Exercise> Within the material below, find each line bearing the word "description" and present it.

── Recorded information

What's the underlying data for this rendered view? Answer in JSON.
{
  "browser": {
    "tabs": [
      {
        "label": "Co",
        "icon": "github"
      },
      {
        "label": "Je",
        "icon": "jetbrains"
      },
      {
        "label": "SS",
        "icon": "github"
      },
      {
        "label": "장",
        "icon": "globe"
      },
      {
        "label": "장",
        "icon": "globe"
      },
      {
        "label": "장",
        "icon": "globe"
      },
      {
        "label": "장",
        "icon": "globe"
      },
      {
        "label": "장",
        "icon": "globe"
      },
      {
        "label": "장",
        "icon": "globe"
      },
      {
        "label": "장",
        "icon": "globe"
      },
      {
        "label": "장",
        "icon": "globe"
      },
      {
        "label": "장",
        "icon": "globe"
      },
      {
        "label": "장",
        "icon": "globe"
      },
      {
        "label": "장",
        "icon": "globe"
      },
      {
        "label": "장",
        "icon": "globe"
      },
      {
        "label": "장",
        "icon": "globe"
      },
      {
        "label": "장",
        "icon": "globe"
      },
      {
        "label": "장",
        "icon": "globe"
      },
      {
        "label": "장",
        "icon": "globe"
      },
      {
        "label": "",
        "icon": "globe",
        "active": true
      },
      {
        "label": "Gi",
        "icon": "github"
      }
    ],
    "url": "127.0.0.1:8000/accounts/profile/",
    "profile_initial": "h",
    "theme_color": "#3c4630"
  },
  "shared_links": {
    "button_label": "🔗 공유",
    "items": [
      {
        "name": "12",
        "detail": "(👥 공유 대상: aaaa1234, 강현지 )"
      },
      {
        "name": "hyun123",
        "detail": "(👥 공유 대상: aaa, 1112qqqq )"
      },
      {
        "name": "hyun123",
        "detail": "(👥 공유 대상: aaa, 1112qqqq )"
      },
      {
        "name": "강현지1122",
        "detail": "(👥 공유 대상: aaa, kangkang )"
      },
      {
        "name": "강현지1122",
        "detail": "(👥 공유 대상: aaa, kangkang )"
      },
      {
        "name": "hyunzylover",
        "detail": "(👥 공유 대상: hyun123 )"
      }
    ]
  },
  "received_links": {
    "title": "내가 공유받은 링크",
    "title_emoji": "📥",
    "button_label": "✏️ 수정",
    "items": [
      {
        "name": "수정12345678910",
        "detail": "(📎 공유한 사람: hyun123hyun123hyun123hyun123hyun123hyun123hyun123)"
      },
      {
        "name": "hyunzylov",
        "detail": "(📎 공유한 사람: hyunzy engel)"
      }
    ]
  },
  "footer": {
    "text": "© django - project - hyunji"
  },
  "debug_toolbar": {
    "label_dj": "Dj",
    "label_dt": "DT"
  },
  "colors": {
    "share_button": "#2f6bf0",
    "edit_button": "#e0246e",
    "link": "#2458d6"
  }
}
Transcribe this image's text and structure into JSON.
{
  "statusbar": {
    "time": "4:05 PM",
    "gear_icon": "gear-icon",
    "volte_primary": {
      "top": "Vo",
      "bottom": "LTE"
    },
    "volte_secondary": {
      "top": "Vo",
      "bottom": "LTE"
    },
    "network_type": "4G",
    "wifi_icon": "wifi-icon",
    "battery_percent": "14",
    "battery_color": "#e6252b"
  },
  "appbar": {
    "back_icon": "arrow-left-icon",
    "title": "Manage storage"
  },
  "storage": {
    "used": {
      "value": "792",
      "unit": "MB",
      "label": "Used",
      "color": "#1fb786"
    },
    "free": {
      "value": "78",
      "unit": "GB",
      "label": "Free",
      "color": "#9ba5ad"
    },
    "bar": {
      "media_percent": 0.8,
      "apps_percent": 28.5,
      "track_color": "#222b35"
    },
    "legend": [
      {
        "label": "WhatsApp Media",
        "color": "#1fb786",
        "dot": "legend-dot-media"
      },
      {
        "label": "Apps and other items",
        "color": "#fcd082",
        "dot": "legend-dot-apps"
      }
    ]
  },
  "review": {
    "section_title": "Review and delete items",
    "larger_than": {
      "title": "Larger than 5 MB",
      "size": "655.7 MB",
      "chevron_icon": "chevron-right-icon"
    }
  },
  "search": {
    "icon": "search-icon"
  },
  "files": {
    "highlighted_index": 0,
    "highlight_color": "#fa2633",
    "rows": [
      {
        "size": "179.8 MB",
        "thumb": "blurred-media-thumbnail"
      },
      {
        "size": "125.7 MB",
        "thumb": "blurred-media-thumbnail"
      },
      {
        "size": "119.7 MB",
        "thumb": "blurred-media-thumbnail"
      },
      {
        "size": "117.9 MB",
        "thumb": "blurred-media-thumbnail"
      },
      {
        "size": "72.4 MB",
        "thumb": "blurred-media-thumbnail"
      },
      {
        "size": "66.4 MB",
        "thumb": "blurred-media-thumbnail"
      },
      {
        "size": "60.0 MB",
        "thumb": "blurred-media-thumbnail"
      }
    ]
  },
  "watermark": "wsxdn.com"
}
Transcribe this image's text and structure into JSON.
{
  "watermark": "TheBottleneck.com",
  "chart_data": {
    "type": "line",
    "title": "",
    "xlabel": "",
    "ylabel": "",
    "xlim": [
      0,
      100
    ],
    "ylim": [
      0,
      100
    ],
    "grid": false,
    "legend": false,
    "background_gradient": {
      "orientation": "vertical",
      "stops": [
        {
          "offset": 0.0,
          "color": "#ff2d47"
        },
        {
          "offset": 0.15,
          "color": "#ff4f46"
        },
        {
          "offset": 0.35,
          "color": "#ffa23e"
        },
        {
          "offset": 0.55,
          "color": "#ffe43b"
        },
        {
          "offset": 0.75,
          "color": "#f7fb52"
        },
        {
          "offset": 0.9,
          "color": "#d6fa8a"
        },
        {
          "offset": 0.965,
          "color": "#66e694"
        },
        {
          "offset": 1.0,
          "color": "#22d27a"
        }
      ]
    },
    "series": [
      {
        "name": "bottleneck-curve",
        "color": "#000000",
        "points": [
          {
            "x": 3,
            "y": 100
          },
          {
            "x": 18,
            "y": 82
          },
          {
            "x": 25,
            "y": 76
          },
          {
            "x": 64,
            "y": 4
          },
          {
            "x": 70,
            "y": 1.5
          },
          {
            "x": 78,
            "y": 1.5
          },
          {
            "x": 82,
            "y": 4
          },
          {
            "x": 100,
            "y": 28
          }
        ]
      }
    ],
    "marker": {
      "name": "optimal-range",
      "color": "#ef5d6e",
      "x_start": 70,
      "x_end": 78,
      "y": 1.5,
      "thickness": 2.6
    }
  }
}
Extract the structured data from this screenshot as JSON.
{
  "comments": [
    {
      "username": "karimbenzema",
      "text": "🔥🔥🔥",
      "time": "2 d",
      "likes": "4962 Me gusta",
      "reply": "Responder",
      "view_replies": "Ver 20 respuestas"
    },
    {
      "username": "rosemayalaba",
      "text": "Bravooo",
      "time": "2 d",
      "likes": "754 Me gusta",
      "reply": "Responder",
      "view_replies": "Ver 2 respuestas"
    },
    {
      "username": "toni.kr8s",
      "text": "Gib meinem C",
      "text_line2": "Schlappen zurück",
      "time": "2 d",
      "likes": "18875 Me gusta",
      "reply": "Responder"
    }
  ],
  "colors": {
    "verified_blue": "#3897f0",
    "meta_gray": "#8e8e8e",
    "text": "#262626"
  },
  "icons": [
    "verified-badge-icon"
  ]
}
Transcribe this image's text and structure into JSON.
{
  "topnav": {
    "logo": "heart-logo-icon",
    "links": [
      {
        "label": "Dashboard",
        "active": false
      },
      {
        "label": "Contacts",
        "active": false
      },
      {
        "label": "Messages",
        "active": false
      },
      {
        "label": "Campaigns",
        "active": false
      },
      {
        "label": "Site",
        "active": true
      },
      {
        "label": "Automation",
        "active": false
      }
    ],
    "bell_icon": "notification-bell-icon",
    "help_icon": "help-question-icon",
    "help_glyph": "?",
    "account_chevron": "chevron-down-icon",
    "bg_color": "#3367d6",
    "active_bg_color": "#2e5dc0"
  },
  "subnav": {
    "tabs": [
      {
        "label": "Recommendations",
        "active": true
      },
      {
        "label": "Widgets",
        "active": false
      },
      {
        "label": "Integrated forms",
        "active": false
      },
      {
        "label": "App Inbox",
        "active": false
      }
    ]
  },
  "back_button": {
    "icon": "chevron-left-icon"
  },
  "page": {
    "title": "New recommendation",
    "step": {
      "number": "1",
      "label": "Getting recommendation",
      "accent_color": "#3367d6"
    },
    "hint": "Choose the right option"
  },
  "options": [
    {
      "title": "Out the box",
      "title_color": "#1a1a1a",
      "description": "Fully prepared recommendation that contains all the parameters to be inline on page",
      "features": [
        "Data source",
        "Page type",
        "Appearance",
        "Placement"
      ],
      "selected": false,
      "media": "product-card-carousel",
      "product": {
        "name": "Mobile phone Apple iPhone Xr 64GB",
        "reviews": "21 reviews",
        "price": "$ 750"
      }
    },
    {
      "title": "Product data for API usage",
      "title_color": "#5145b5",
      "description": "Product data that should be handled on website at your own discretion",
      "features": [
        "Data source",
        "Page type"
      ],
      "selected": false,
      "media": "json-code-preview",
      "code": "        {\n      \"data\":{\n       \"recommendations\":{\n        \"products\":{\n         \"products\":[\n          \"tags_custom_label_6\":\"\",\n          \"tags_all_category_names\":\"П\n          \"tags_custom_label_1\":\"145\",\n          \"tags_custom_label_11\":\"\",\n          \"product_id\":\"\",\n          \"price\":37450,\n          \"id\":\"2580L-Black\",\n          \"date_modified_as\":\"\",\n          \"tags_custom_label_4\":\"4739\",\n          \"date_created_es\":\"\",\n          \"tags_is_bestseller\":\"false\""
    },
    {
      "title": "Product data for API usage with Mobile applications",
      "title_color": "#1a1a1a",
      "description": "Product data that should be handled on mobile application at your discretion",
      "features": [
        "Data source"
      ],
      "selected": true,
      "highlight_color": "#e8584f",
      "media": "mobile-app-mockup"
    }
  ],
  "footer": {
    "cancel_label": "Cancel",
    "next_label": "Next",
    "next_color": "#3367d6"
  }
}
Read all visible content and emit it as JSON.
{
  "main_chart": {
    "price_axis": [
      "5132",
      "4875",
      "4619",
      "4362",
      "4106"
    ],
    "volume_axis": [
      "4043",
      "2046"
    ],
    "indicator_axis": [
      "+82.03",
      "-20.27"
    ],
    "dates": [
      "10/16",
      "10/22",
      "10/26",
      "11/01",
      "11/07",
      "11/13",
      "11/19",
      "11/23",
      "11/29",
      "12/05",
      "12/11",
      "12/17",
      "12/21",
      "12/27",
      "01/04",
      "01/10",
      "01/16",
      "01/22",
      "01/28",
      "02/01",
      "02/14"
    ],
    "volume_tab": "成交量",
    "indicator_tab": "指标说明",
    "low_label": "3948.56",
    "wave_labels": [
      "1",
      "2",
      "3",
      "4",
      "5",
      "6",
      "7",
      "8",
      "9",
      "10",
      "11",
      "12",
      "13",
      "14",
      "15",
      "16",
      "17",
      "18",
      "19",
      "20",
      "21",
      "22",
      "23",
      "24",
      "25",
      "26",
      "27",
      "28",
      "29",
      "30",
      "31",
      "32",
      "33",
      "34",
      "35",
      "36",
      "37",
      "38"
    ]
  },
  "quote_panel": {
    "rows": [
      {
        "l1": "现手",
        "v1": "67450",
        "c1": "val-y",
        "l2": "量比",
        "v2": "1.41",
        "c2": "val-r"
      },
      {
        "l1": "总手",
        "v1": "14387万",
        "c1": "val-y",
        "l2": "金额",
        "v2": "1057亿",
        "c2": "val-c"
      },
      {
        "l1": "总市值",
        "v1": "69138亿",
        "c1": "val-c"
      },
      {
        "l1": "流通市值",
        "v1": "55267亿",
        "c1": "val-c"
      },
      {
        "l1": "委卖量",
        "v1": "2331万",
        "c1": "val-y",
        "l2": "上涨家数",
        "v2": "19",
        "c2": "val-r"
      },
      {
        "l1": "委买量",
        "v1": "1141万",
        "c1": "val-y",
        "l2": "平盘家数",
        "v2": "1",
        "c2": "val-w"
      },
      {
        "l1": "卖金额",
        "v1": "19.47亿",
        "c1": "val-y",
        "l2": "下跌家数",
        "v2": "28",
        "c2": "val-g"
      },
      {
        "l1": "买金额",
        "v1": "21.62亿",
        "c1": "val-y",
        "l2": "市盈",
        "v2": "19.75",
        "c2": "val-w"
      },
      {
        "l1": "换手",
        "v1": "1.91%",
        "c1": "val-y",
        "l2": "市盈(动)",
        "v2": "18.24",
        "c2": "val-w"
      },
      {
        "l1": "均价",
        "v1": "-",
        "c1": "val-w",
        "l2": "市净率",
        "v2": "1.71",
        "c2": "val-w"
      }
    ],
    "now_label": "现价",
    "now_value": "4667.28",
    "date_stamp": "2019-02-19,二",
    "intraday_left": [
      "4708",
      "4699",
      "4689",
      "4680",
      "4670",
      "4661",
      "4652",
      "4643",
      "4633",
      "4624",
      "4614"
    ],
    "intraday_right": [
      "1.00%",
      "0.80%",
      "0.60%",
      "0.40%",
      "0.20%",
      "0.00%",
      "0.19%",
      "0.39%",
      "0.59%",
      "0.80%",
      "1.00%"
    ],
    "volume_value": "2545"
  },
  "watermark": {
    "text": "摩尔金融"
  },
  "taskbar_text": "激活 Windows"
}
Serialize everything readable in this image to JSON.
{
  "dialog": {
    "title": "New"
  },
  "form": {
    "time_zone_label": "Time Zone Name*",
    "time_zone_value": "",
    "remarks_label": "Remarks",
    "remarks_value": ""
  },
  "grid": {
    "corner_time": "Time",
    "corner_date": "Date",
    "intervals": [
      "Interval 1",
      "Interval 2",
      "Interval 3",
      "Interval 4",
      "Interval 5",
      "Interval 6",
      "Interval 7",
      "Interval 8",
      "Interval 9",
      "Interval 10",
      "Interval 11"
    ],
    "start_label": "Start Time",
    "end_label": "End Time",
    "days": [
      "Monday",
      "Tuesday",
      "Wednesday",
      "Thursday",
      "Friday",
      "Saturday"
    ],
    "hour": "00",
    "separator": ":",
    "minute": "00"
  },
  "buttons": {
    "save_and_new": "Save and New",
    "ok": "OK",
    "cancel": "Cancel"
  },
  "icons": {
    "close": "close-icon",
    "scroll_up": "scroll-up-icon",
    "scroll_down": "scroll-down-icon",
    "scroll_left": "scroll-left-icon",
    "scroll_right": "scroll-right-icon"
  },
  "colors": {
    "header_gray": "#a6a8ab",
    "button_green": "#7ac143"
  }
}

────

Answer for the task>
      "description": "Fully prepared recommendation that contains all the parameters to be inline on page",
      "description": "Product data that should be handled on website at your own discretion",
      "description": "Product data that should be handled on mobile application at your discretion",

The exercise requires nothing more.